[Records shown — start]

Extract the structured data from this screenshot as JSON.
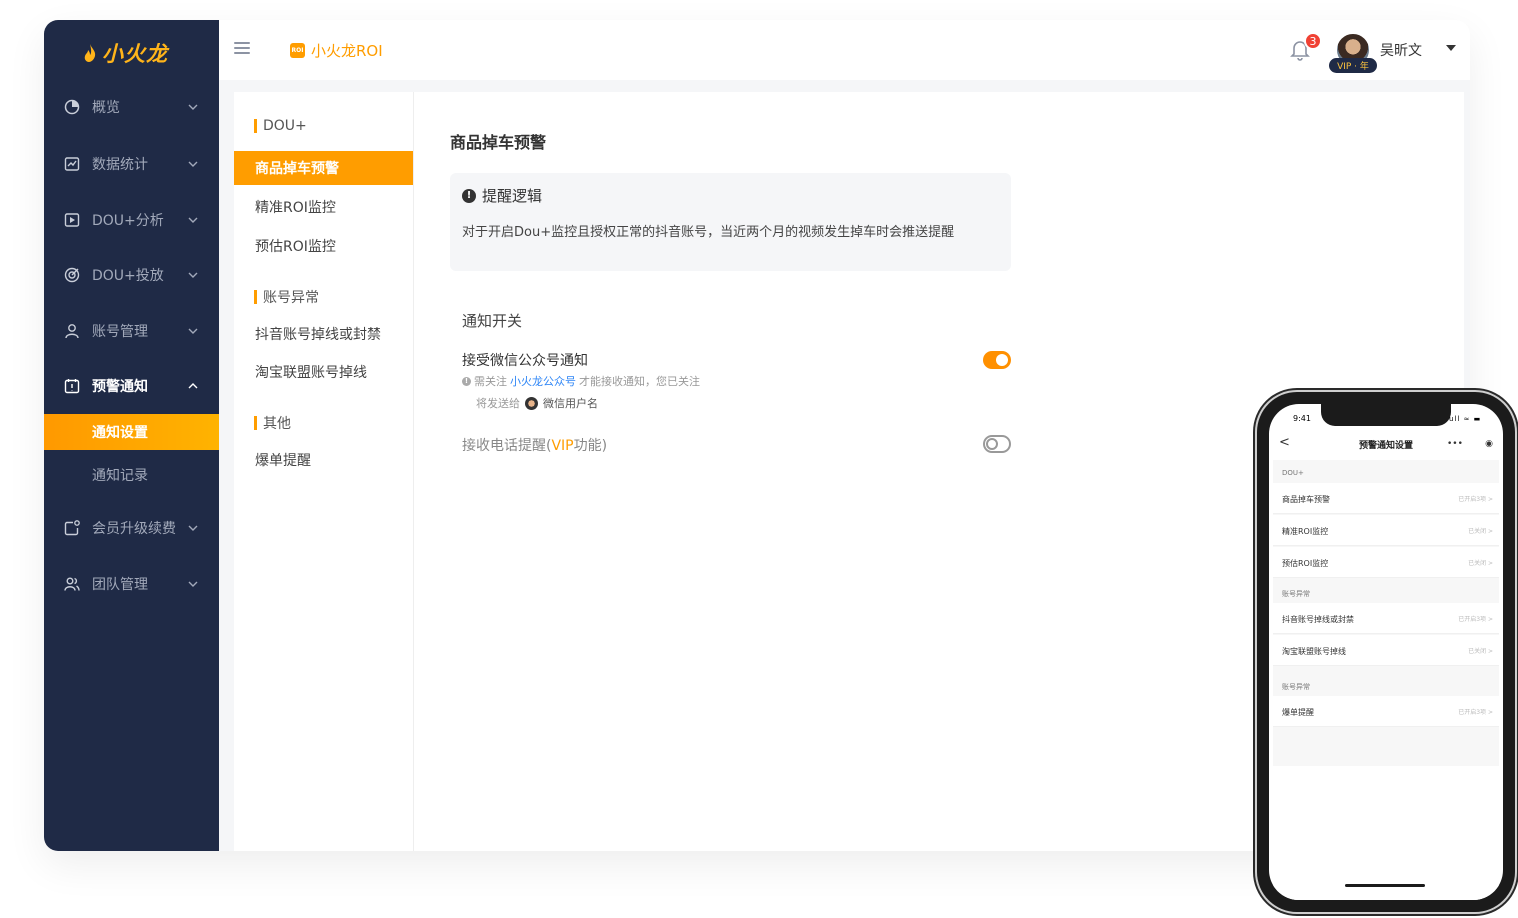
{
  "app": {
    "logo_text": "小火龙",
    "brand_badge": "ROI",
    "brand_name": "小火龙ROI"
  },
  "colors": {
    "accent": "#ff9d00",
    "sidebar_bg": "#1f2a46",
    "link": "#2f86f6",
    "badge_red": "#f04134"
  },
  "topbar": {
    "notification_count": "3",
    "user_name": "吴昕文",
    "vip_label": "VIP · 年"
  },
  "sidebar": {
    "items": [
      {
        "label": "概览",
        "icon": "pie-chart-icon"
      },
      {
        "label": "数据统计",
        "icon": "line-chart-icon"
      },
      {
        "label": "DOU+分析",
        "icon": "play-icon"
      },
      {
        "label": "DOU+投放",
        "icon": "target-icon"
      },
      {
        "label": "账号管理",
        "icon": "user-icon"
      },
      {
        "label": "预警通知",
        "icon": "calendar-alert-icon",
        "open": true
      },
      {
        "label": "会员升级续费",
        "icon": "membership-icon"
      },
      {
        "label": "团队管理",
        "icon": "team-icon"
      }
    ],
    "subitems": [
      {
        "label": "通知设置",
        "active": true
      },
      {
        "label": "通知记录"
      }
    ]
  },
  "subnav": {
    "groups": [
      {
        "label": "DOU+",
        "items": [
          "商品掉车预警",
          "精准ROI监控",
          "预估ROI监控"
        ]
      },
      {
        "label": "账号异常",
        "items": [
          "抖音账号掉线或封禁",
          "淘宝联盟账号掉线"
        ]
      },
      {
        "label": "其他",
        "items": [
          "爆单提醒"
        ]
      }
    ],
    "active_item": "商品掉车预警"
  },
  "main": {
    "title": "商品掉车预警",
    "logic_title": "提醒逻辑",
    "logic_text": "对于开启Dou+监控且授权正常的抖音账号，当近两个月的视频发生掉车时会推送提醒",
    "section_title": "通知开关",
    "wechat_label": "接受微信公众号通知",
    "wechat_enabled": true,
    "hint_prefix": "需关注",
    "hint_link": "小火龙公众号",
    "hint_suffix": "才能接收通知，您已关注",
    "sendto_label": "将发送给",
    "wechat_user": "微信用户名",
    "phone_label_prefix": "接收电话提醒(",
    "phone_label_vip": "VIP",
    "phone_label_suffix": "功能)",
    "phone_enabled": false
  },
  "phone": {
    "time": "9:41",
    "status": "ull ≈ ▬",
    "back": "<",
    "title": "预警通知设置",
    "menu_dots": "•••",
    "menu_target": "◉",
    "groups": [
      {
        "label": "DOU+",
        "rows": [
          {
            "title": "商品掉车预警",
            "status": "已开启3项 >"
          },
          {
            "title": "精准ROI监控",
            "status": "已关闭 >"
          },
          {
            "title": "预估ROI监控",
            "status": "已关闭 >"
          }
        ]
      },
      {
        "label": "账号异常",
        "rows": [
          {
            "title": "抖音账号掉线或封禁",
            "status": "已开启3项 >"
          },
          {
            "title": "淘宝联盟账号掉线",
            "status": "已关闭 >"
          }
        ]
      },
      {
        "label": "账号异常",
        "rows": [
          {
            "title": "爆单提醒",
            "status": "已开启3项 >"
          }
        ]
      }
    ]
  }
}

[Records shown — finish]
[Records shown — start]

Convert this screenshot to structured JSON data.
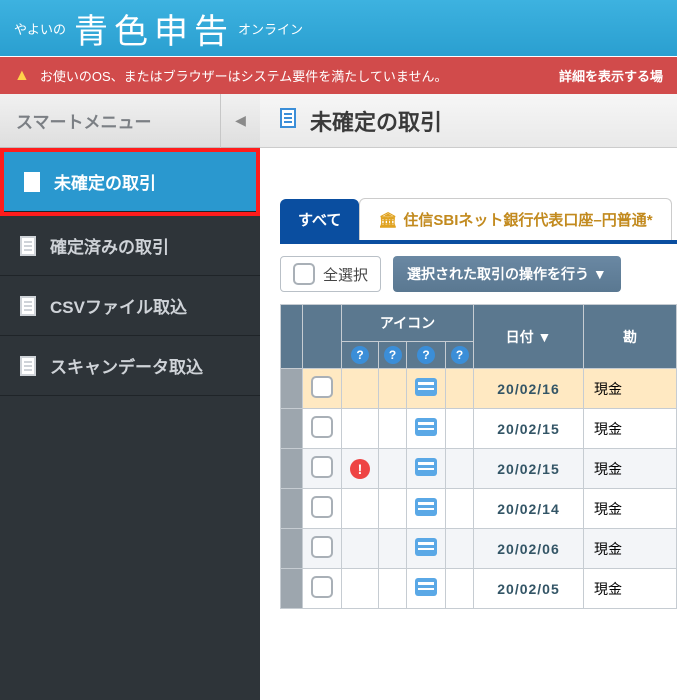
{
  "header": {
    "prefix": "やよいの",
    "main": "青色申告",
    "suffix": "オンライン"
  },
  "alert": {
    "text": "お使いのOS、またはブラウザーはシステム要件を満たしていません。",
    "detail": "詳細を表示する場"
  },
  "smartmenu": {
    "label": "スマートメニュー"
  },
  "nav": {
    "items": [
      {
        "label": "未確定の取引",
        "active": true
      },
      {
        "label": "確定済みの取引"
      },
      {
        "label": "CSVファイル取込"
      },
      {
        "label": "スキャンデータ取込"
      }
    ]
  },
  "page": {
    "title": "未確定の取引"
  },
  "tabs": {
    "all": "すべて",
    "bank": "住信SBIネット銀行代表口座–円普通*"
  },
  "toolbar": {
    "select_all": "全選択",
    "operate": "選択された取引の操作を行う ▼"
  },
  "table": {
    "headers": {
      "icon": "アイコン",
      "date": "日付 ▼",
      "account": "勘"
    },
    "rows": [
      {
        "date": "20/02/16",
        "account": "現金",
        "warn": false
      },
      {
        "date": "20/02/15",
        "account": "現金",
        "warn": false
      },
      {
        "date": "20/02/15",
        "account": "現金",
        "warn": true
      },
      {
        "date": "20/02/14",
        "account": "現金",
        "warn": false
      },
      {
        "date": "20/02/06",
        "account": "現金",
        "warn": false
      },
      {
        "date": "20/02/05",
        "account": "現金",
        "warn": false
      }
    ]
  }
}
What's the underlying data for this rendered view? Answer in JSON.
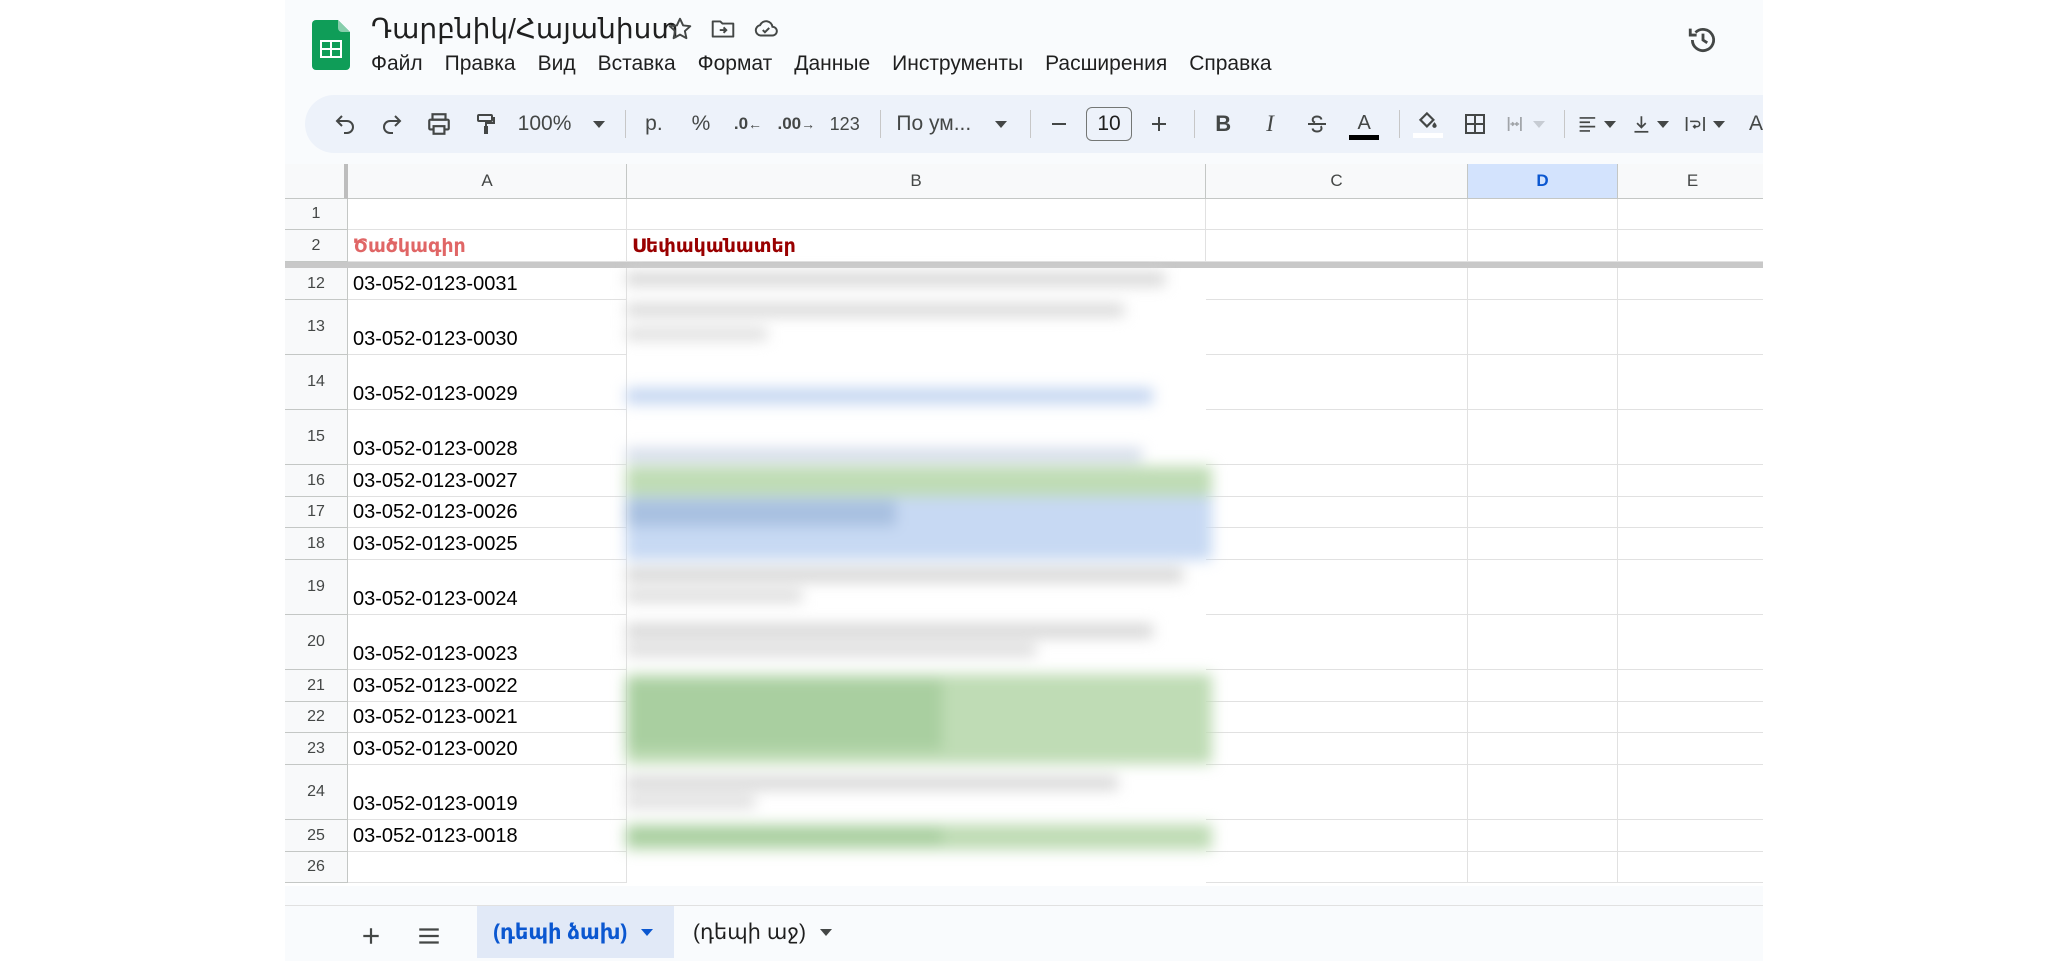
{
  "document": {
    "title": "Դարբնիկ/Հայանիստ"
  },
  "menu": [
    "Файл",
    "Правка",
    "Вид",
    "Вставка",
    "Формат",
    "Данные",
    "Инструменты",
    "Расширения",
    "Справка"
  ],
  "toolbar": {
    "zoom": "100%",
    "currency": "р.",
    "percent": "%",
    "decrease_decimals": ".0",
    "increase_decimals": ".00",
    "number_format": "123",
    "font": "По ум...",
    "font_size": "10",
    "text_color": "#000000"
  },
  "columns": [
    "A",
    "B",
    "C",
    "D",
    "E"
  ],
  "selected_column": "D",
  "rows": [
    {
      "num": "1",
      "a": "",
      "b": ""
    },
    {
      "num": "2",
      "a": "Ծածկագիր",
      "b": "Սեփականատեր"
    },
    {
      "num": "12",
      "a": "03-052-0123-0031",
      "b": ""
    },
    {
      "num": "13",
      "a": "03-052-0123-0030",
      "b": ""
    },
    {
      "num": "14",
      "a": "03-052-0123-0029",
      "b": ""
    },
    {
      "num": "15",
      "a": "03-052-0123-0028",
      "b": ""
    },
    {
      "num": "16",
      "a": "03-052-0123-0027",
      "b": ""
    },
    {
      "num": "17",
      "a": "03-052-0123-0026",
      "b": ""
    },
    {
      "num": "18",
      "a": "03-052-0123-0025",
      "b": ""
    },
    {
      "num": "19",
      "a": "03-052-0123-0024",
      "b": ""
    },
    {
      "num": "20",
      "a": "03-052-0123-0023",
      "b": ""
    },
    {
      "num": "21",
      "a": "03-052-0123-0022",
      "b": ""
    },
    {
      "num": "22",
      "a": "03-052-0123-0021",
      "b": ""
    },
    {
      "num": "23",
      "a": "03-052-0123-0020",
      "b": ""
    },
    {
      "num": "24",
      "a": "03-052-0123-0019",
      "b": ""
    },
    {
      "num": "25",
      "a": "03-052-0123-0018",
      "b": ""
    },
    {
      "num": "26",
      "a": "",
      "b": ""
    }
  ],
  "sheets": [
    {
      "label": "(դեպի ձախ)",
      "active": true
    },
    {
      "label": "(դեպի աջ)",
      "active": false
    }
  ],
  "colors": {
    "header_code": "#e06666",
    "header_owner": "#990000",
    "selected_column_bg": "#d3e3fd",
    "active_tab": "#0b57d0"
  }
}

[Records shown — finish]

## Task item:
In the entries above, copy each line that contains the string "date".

## Written reply:
      "date": "日付 ▼",
        "date": "20/02/16",
        "date": "20/02/15",
        "date": "20/02/15",
        "date": "20/02/14",
        "date": "20/02/06",
        "date": "20/02/05",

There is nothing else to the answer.